Edin's Hall Broch
Edin's Hall Broch

Edin's Hall is an impressive prehistoric site comprising a defended settlement with a large circular broch, within a series of earthwork ramparts and ditches. There has been no proper excavation of Edin's Hall, so we don't know for certain just how old the remains are. It is possible that the broch was built within a much earlier enclosure, possibly after the settlement had ceased to be occupied.

What makes Edin's Hall so intriguing is that brochs are uncommon in southern Scotland. Most brochs were built in the Highlands, and most of those far to the north-east in Caithness, Orkney, and Shetland. So it is rare to find a broch, particularly one in such good repair, so far south.

Historic Scotland is a little vague about exactly when Edin's Hall was occupied; the best guess is during the late Iron Age and on into the Roman period.

The broch interior
The broch interior

Visiting Edin's Hall

Most of the articles I read when researching a visit to Edin's Hall simply called it a broch, but that can give you the wrong impression; there certainly is a broch at the heart of the site, and a very impressive one it is, too, but the broch is only one part of a large fortified settlement occupying this mostly level site on the slope of Cockburn Law.

There are very obvious foundation walls of numerous buildings, some of which certainly look more like workshops rather than dwellings. The entire site is encircled by low banks and ditches. It really is quite an impressive site. There is an information board at the site entrance and another outside the broch.

As for the broch itself, it is very impressive, with massive walls, though none standing to more than about 4-5 feet high. The broch is entered by a single doorway which gives access to a central, circular courtyard.
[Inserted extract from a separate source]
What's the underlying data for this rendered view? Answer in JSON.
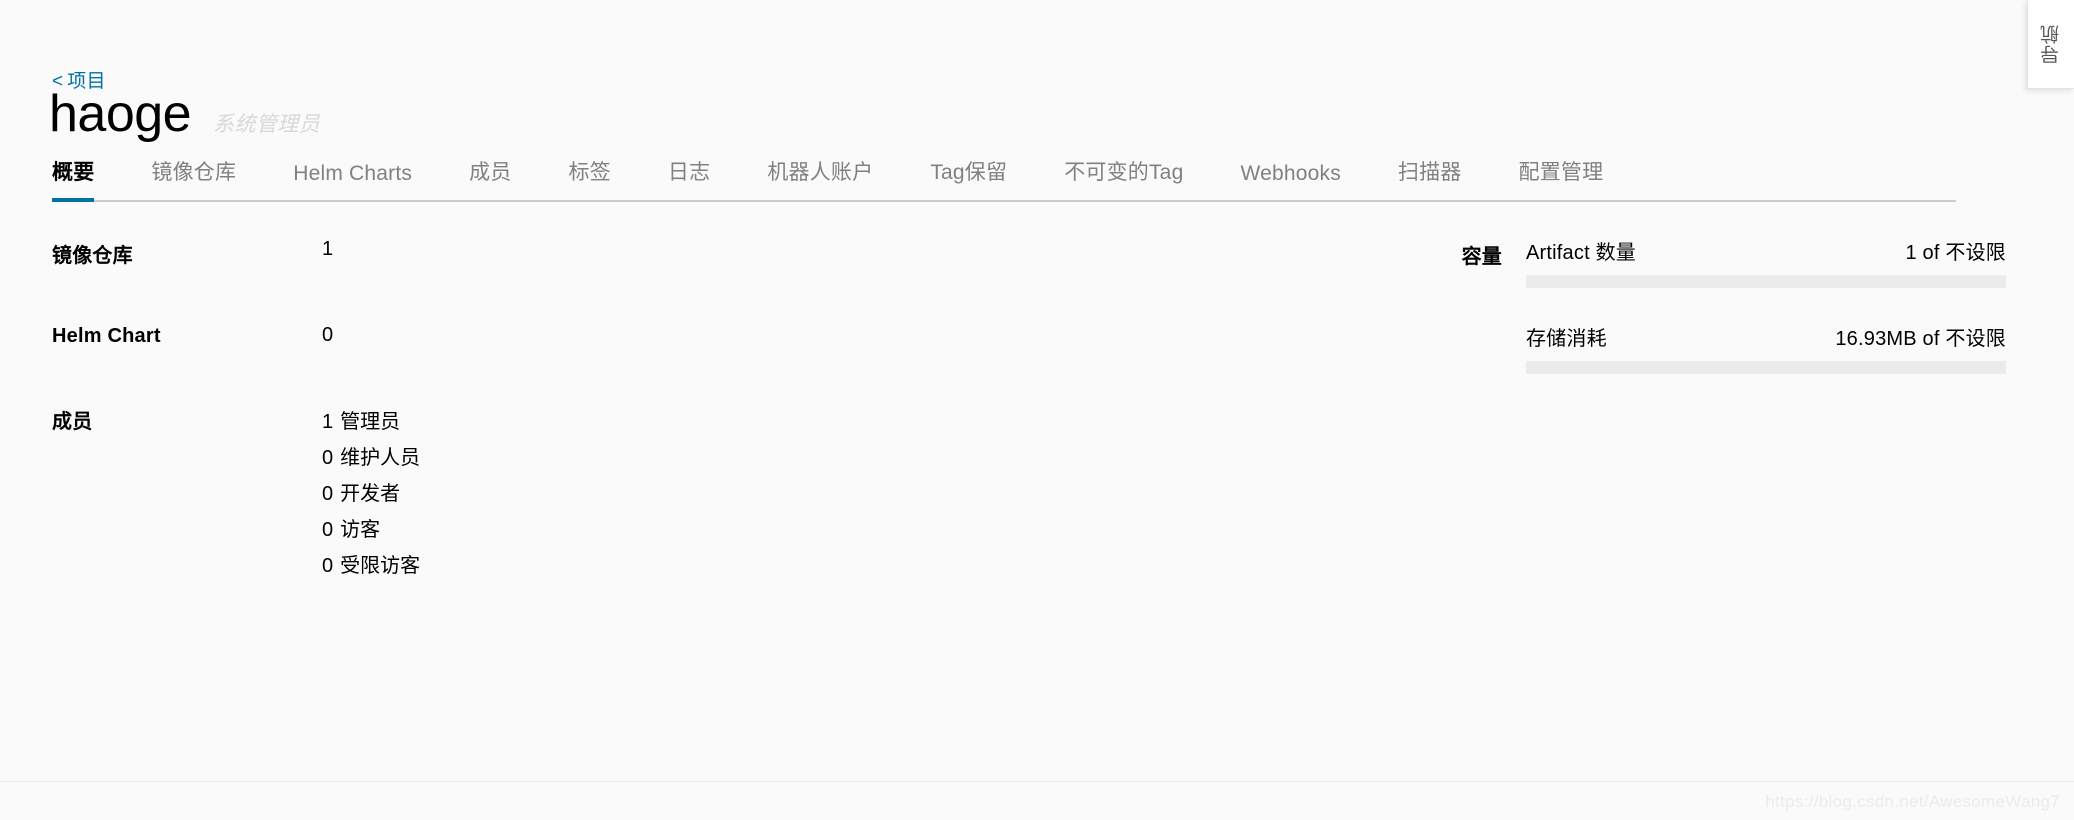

There are three openings off the centre through narrow doorway passages which split two directions to create pairs of chambers served by a single opening. There are also two chambers near the main entrance which don't have any obvious entrance - perhaps they were storage areas reached from above, or cisterns for water?

I've read differing articles online of just how far the broch is from the parking area. Even the Historic Scotland website is rather unclear. I can tell you that it took us exactly 40 minutes to walk up to the broch, with a reluctant 10-year-old in tow, and we came back about 5 minutes faster, despite a rather unpleasant rainstorm.

It is a very pleasant walk, mostly level except for the last stretch up the hill to the settlement.

For goodness sake, do wear adequate footwear, though, as it can be muddy. The path is well signposted and should present no problems at all. Even if there wasn't an intriguing historic site at the end of it, the walk to Edin's Hall would still make for a very enjoyable outing in wonderful scenery.